Viral Lawn Mowing Man Says His Green Card Application Was Rejected | National

In Alabama, a man who had gained national attention for traveling around mowing people’s lawns said his attempts to obtain a permanent residence card were denied, according to a Twitter post he authored.

Rodney Smith Jr., who cuts weed for free for elderly, disabled, single mothers and veterans, posted a two-page message on Twitter on Tuesday October 27th that his green card bid was rejected.

“Serving the people of the United States is my passion, and this is where I want to spend the rest of my life,” he wrote. “However, my stay here is in danger. I might be forced to leave the country. I have followed all reasonable and legal protocols, but things have not gone my way. My application for a green card was recently rejected by (United States Citizens and Immigration Services). I will continue to struggle to get permanent residence and ultimately my citizenship, but my options are limited. “

Smith, who lives in Huntsville, is from Bermuda and has lived in the United States for 15 years. He is the founder of the Raising Men Lawn Care Service and has previously partnered with law enforcement to mow 50 lawns in 50 states.

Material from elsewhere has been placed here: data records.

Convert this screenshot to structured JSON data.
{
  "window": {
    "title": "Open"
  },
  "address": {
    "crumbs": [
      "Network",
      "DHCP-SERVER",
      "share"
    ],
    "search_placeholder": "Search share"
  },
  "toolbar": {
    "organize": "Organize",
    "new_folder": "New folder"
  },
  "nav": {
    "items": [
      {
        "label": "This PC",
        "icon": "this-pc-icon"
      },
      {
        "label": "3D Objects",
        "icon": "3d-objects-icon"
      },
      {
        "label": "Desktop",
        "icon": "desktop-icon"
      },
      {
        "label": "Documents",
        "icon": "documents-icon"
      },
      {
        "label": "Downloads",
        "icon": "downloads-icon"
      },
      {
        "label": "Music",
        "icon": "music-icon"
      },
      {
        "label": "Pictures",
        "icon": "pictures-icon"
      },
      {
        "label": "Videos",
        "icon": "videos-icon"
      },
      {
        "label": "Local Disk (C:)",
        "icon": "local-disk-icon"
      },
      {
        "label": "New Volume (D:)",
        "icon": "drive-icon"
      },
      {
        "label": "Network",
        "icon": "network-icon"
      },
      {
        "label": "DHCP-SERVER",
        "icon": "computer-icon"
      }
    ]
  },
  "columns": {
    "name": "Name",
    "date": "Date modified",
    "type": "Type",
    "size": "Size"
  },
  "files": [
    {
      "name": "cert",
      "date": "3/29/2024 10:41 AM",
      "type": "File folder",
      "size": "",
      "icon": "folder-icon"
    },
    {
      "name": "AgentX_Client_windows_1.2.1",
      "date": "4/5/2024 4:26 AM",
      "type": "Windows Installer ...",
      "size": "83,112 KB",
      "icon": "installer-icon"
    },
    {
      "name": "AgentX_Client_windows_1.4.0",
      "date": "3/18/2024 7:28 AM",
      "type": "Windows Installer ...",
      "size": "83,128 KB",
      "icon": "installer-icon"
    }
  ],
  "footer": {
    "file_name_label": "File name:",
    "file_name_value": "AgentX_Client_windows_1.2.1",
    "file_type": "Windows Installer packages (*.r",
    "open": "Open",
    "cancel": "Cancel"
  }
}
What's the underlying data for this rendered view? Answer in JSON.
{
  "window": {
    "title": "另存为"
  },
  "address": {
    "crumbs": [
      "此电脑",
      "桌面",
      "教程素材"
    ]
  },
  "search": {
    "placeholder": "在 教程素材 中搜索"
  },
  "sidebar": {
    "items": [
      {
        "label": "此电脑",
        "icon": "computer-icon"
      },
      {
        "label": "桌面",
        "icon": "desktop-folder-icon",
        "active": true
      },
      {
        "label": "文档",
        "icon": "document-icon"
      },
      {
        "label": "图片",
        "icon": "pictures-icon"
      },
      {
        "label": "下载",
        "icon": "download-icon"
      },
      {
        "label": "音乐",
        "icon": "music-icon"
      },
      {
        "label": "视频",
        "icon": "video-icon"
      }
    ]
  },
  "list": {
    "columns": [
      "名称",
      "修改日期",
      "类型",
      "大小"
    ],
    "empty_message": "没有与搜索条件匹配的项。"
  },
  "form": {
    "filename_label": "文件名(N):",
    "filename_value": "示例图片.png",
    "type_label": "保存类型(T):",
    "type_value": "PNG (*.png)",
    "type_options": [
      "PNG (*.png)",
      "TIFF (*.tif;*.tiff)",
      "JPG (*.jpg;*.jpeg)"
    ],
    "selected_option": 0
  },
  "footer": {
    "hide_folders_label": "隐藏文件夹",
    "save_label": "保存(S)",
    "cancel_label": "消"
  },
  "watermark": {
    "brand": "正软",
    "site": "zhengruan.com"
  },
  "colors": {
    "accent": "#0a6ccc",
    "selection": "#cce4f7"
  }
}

“With all this stuff on the news, I’m just trying to show that there are so many good cops who make a difference in the community,” Smith told ABC13.

RELATED: Brown And Black Forum: Immigration Reform and the Economy

Immigrants are issued with a green card, also known as a permanent resident card, to prove that they have been granted the privilege of living in the United States permanently. Smith said he had applied for an EB-1 visa, which is available to foreigners who, according to, have either “exceptional skills in science, the arts, education, business or athletics through continued national or international recognition”.

Smith said his rejection letter stated that he was rejected because he failed to provide “documentary evidence that my work is an original contribution of great importance to the social work field”.

“It was also noted that USCIS” does not consider the beneficiary to be a person with exceptional ability, “he wrote.” Needless to say, I disagree with my foundation or myself. ”

Smith says he still hopes to become a legal citizen and asks for help finding an immigration lawyer. See his full tweet below.

Comments are closed.